----- Given entries

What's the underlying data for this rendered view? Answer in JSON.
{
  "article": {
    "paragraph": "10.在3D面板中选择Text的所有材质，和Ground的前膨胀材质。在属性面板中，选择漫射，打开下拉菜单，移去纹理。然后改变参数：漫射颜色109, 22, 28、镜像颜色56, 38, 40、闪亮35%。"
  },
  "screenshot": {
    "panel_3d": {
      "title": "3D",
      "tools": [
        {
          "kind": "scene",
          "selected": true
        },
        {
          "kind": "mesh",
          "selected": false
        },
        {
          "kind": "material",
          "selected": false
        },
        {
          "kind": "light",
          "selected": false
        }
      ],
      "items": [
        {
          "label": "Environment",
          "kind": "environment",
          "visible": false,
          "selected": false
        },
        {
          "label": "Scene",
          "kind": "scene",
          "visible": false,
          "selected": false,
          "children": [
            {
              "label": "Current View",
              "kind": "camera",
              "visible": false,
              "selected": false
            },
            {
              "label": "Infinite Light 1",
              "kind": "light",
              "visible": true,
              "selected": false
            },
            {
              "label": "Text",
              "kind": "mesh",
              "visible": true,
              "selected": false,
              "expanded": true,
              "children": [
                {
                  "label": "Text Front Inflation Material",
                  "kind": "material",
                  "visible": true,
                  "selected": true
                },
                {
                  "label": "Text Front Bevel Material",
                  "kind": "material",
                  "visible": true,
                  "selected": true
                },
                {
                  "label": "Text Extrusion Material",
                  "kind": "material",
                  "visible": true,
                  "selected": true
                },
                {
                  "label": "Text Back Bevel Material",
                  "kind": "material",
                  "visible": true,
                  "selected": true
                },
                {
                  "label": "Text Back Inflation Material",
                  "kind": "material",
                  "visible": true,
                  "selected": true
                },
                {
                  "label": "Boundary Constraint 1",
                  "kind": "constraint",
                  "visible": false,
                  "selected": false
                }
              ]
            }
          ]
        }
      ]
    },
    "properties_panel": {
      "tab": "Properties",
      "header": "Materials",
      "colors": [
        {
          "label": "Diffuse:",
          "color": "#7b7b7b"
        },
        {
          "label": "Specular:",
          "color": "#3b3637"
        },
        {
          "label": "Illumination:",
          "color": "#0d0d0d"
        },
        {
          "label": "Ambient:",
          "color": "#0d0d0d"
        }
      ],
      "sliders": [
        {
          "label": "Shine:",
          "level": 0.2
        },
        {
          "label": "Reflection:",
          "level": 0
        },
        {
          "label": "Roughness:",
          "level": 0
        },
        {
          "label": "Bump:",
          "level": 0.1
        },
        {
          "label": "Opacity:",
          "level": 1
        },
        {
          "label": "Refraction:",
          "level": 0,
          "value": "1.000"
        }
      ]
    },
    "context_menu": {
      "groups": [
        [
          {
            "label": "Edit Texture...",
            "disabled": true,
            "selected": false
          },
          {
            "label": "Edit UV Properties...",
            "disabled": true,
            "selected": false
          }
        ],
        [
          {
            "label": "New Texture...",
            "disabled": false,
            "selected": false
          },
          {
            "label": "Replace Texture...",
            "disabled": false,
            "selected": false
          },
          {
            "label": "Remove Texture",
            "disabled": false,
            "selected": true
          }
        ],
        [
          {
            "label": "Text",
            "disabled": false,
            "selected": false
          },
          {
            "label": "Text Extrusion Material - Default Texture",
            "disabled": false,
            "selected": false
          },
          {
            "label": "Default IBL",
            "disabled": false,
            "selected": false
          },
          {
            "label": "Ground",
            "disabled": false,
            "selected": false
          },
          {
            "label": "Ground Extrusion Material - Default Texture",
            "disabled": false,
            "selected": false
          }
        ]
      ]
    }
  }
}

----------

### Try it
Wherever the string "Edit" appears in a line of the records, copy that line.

### Response to this task
            "label": "Edit Texture...",
            "label": "Edit UV Properties...",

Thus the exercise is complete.